#### DATASET RECORDS
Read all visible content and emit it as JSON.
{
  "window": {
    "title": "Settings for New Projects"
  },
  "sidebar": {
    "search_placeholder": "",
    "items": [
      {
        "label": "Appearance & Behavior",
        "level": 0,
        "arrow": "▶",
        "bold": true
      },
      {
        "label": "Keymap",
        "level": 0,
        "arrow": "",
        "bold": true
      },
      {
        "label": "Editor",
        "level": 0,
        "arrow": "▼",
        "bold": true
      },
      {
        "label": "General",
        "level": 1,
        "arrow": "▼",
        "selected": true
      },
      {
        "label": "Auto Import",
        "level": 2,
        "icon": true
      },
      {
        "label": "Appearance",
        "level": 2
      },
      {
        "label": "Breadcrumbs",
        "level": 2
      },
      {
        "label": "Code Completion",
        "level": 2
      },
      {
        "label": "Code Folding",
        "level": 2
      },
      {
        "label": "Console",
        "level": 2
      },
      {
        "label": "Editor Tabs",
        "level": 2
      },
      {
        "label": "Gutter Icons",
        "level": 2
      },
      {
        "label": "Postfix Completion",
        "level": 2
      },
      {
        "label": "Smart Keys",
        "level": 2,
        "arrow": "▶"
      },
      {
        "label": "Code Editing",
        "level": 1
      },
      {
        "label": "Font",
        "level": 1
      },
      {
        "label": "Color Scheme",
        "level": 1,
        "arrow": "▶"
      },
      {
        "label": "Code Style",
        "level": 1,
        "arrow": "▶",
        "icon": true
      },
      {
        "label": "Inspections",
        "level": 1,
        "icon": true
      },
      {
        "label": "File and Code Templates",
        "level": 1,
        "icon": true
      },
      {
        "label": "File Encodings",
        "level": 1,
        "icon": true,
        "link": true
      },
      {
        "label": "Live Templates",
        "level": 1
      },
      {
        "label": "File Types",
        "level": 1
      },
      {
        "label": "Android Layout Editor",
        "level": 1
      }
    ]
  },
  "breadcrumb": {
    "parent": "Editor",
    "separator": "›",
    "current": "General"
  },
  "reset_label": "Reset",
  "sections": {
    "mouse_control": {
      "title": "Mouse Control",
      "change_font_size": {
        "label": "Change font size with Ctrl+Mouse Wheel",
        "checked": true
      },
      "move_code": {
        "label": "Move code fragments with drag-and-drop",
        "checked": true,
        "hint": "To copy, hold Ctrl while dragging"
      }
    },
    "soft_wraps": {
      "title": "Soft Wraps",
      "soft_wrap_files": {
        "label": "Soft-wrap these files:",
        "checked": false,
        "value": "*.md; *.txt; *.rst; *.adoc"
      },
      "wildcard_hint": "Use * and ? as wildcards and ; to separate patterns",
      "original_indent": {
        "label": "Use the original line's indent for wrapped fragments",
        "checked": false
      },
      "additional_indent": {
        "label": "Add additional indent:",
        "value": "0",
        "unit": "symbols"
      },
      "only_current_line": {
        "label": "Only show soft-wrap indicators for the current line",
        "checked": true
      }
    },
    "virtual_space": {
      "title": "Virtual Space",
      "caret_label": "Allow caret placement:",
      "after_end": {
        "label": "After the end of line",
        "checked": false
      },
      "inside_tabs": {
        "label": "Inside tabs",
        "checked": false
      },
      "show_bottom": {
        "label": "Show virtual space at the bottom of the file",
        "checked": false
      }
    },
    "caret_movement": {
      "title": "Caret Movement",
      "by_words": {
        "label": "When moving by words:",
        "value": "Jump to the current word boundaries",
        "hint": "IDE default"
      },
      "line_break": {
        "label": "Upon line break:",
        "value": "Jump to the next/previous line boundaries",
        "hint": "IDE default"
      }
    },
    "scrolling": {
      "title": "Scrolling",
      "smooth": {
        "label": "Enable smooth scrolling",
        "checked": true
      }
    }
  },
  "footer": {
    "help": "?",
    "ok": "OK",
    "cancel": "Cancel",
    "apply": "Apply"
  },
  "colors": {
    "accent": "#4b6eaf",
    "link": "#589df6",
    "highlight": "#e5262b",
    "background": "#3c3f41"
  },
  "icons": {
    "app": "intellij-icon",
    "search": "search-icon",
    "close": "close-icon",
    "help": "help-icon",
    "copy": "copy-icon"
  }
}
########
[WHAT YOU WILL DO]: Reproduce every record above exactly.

[ANSWER]:
Read all visible content and emit it as JSON.
{
  "window": {
    "title": "Settings for New Projects"
  },
  "sidebar": {
    "search_placeholder": "",
    "items": [
      {
        "label": "Appearance & Behavior",
        "level": 0,
        "arrow": "▶",
        "bold": true
      },
      {
        "label": "Keymap",
        "level": 0,
        "arrow": "",
        "bold": true
      },
      {
        "label": "Editor",
        "level": 0,
        "arrow": "▼",
        "bold": true
      },
      {
        "label": "General",
        "level": 1,
        "arrow": "▼",
        "selected": true
      },
      {
        "label": "Auto Import",
        "level": 2,
        "icon": true
      },
      {
        "label": "Appearance",
        "level": 2
      },
      {
        "label": "Breadcrumbs",
        "level": 2
      },
      {
        "label": "Code Completion",
        "level": 2
      },
      {
        "label": "Code Folding",
        "level": 2
      },
      {
        "label": "Console",
        "level": 2
      },
      {
        "label": "Editor Tabs",
        "level": 2
      },
      {
        "label": "Gutter Icons",
        "level": 2
      },
      {
        "label": "Postfix Completion",
        "level": 2
      },
      {
        "label": "Smart Keys",
        "level": 2,
        "arrow": "▶"
      },
      {
        "label": "Code Editing",
        "level": 1
      },
      {
        "label": "Font",
        "level": 1
      },
      {
        "label": "Color Scheme",
        "level": 1,
        "arrow": "▶"
      },
      {
        "label": "Code Style",
        "level": 1,
        "arrow": "▶",
        "icon": true
      },
      {
        "label": "Inspections",
        "level": 1,
        "icon": true
      },
      {
        "label": "File and Code Templates",
        "level": 1,
        "icon": true
      },
      {
        "label": "File Encodings",
        "level": 1,
        "icon": true,
        "link": true
      },
      {
        "label": "Live Templates",
        "level": 1
      },
      {
        "label": "File Types",
        "level": 1
      },
      {
        "label": "Android Layout Editor",
        "level": 1
      }
    ]
  },
  "breadcrumb": {
    "parent": "Editor",
    "separator": "›",
    "current": "General"
  },
  "reset_label": "Reset",
  "sections": {
    "mouse_control": {
      "title": "Mouse Control",
      "change_font_size": {
        "label": "Change font size with Ctrl+Mouse Wheel",
        "checked": true
      },
      "move_code": {
        "label": "Move code fragments with drag-and-drop",
        "checked": true,
        "hint": "To copy, hold Ctrl while dragging"
      }
    },
    "soft_wraps": {
      "title": "Soft Wraps",
      "soft_wrap_files": {
        "label": "Soft-wrap these files:",
        "checked": false,
        "value": "*.md; *.txt; *.rst; *.adoc"
      },
      "wildcard_hint": "Use * and ? as wildcards and ; to separate patterns",
      "original_indent": {
        "label": "Use the original line's indent for wrapped fragments",
        "checked": false
      },
      "additional_indent": {
        "label": "Add additional indent:",
        "value": "0",
        "unit": "symbols"
      },
      "only_current_line": {
        "label": "Only show soft-wrap indicators for the current line",
        "checked": true
      }
    },
    "virtual_space": {
      "title": "Virtual Space",
      "caret_label": "Allow caret placement:",
      "after_end": {
        "label": "After the end of line",
        "checked": false
      },
      "inside_tabs": {
        "label": "Inside tabs",
        "checked": false
      },
      "show_bottom": {
        "label": "Show virtual space at the bottom of the file",
        "checked": false
      }
    },
    "caret_movement": {
      "title": "Caret Movement",
      "by_words": {
        "label": "When moving by words:",
        "value": "Jump to the current word boundaries",
        "hint": "IDE default"
      },
      "line_break": {
        "label": "Upon line break:",
        "value": "Jump to the next/previous line boundaries",
        "hint": "IDE default"
      }
    },
    "scrolling": {
      "title": "Scrolling",
      "smooth": {
        "label": "Enable smooth scrolling",
        "checked": true
      }
    }
  },
  "footer": {
    "help": "?",
    "ok": "OK",
    "cancel": "Cancel",
    "apply": "Apply"
  },
  "colors": {
    "accent": "#4b6eaf",
    "link": "#589df6",
    "highlight": "#e5262b",
    "background": "#3c3f41"
  },
  "icons": {
    "app": "intellij-icon",
    "search": "search-icon",
    "close": "close-icon",
    "help": "help-icon",
    "copy": "copy-icon"
  }
}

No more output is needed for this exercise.